When Jeffrey Post, ’82, learned the Alumni Association was inviting alumni to mentor U-M students, the fourth-generation alumnus wanted in.
“Any time you can step out of your general circle and learn from new people, grab it with both hands,” Post said. Besides, this was a chance to help others. “My family goes way back. Why not go way forward?”
In 2009, the Ann Arbor-based real estate owner and agent met with several participants in the Alumni Association student-to-alumni networking program, Face to Face With Michigan Alumni. He instantly recognized a kindred spirit in Mary Lemmer, ’10. Besides a mutual interest in sustainability and the performing arts, “she was looking at business opportunities that could bring a continuous reinvention of herself.”
Lemmer, in turn, felt Post was an ideal mentor. He has given her advice and emotional support, and helped her secure space in one of his buildings. “He took a risk on a business nobody knew about,” said Lemmer. Currently, Lemmer is operating the thriving Iorio’s Gelateria on William Street in Ann Arbor.
Post says the decision brought new customers to his building and gave him a chance to get an inside look at a developing business. His daughter has benefited as well with a summer job at the gelateria. “It’s the whole idea of paying it forward,” he said. “It works.”
Since its inception in 2006, the program (previously named 30-Minute Mentors) has successfully helped about 2,000 U-M students pursuing a variety of fields, from public health and entertainment to engineering and medicine.
The Alumni Association’s career development manager, Amy Homkes-Hayes, ’02, said that some students stay connected with their alumni and even develop mentoring relationships like Lemmer and Post’s, while others contact them only when they have specific questions. Connections also can begin and end with one 30-minute conversation on Central Campus or North Campus or via video chat. Even that one session can help a student clarify a career direction.
What’s more, U-M alumni can help U-M students in other programs, such as Virtual Face to Face (where students and alumni connect remotely) and Hail & Hello (where U-M students practice networking with U-M alumni).
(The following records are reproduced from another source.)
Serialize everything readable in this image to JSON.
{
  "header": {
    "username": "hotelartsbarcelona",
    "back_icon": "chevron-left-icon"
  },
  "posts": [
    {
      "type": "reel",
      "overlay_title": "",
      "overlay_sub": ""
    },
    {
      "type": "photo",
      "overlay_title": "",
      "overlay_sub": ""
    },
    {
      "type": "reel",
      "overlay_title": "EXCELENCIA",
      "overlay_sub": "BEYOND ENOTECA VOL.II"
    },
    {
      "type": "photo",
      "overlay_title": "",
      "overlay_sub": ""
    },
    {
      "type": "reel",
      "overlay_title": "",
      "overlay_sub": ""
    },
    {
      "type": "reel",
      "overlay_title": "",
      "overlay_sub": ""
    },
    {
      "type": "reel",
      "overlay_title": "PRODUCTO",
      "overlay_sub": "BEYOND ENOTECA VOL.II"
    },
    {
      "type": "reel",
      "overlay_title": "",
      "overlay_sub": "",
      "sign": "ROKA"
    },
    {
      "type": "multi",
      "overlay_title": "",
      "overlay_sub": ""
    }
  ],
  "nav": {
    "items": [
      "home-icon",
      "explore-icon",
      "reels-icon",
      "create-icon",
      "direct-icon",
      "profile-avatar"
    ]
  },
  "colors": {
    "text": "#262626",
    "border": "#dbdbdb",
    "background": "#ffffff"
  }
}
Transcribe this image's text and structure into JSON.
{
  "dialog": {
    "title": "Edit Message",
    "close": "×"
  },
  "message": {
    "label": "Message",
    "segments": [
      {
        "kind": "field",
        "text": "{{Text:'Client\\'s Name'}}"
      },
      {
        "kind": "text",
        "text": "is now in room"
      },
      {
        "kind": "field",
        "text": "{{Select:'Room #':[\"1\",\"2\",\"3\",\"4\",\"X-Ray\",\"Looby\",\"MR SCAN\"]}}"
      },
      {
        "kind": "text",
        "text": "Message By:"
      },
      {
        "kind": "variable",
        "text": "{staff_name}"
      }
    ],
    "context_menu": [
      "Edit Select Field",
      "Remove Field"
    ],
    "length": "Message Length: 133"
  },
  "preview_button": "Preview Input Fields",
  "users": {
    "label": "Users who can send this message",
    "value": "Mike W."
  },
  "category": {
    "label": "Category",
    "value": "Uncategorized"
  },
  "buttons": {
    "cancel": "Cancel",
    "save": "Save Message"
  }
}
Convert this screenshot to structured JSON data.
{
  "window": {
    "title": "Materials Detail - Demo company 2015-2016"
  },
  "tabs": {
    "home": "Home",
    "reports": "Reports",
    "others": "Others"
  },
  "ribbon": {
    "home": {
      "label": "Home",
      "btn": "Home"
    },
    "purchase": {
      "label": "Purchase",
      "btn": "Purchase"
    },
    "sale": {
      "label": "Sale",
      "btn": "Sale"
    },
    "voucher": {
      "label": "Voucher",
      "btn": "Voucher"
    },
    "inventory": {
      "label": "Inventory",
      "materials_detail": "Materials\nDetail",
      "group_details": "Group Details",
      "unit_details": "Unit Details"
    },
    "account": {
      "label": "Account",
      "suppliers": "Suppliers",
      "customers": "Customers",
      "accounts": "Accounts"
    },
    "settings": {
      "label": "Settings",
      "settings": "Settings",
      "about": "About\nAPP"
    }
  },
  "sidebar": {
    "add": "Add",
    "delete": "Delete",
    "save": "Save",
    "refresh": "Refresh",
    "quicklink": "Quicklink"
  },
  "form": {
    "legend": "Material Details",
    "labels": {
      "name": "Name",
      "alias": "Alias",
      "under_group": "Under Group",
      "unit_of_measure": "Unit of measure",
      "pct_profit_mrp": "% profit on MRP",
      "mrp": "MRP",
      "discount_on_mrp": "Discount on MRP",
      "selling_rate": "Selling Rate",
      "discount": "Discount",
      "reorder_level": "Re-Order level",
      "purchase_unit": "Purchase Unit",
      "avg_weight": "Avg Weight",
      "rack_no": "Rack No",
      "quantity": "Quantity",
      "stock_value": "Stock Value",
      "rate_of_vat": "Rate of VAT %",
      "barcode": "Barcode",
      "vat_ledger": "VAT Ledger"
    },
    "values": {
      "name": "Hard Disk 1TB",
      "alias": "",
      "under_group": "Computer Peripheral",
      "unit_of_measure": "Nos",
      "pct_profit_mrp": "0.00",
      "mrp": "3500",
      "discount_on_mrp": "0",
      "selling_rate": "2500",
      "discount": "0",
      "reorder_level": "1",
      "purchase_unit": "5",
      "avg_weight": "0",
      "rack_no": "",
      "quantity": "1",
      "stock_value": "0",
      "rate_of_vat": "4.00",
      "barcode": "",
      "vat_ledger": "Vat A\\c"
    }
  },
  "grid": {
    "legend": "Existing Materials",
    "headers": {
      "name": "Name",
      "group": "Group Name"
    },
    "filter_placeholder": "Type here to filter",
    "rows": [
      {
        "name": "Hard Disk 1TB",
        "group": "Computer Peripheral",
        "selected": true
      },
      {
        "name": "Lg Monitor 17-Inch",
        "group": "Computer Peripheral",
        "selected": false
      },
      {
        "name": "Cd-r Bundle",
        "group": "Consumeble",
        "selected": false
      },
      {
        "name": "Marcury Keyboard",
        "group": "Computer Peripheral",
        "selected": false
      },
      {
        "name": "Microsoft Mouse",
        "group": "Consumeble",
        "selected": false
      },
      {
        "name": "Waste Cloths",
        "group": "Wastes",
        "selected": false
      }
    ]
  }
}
Another strong relationship developed when Cara Londin, ’85, met with Lu Zhang, ’16, a dual degree student in statistics and in business who has an interest in art. Zhang read a short biography of Londin, an art history major and Wall Street lawyer who now represents a luxury eyewear company, and learned she had mentored students and helped them network. Feeling that someone who understood both art and business would be an ideal match, Zhang selected Londin from available mentors. When they met in March 2015, she was inspired by Londin’s personal charm.
“I immediately wanted to be like her,” she said. Londin, in turn, was impressed by the honor student’s passion for art and her desire to combine it with the skills she acquired while at U-M.
Today, Zhang is preparing for a Ph.D. in marketing and plans to do statistical analysis of behavioral data. Whenever she visits New York, she goes to galleries and auctions with Londin, and they talk.
“There are times I feel lost,” said Zhang. “Having someone validate my desires really helps me.”
The Alumni Association is actively recruiting alumni volunteers. Go online for more information about alumni-to-student volunteer opportunities, and to complete our volunteer interest form.
Davi Napoleon, ’66, MA’68, is a freelance writer based in Ann Arbor.